Our church actually did try at least to be a part of the community. In addition to the dances, they had dinners, basketball nights on Saturdays, during the summer a theatre group put on plays, they made candies for Easter, they did a lot. This side of the church appealed to me. People being there for one another, helping each other, providing opportunities for the community to get together was the best of what any group of people could hope to achieve. But the judgmental, dogmatic flip side kept me permanently ill at ease with too many unanswered questions. The two sides never did reconcile themselves in my mind, not until much later at any rate.

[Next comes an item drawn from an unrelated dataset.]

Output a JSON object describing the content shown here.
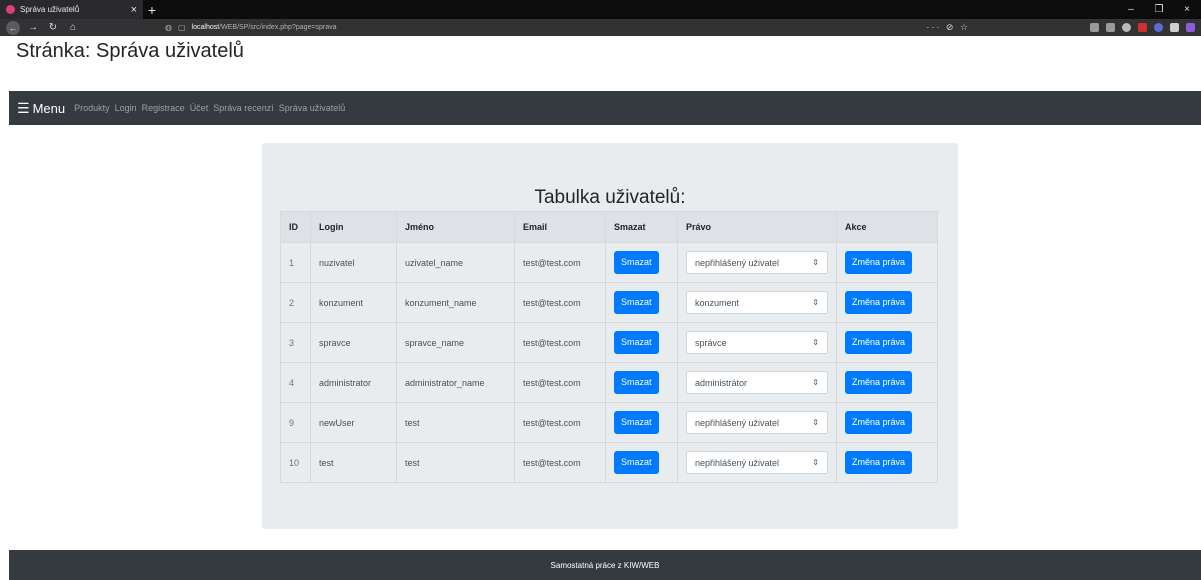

We weren’t required to dress up at all for Sunday school, though most parents made their kids wear a tie. Mine didn’t seem to care that much as long as I went. One weekend I pushed the envelope and wore a Budweiser t-shirt. At that point, Budweiser was a national brand but one which had not really infiltrated Berks County. Local brands still held sway so in a way Budweiser represented rebellion in a way that seems laughable today. But because it was new and not really part of my parent’s generation, it was in a way. I imagine that’s how it’s perceived today in England, where it recently has been outselling their wonderful native ales. Young people there are embracing it as something different from what their fathers’ drank and so there too it has a rebellious image right now.
Whenever we weren’t dressed up, we usually sat in the balcony, out of sight. But for some reason I felt especially self-conscious in a beer shirt, I suppose I felt some sense of decorum made it inappropriate for church. One of the assistant pastors convinced me it would be alright. He was young. He stressed that the important thing was that I attend, not what I was wearing. It all sounded so good. I believed him. My mother, on the other hand — when she found out — took a very different, less idealistic view. She was, in fact, pissed off that I wore a beer shirt to church. My mother was, as I’ve said, not a religious woman but this was apparently beyond her tolerance. It was one of the few times she ever grounded me for any length of time. I think I got a week for that infraction. But I never did really understand what all the fuss was about. I guess it was easier to be idealistic as a child, especially when reality was not terribly ideal. As a result, I think I clung to ideas of lofty principles and moral certainty far more than I might have otherwise. To this day, it’s very difficult for me to let go of my idealism, which leads to all sort of disappointments about how our society actually functions.
I never did acquire a taste for Budweiser, though it certainly increased in popularity. And of course it ceased to be a symbol of rebellion and instead became a symbol of giant corporatism, the worst in how large companies adversely affect society in pursuit of profit. And our growing dependence on massive corporations is just one of the many disappointments I can’t shake in modern society. My clinging to idealism just won’t let me.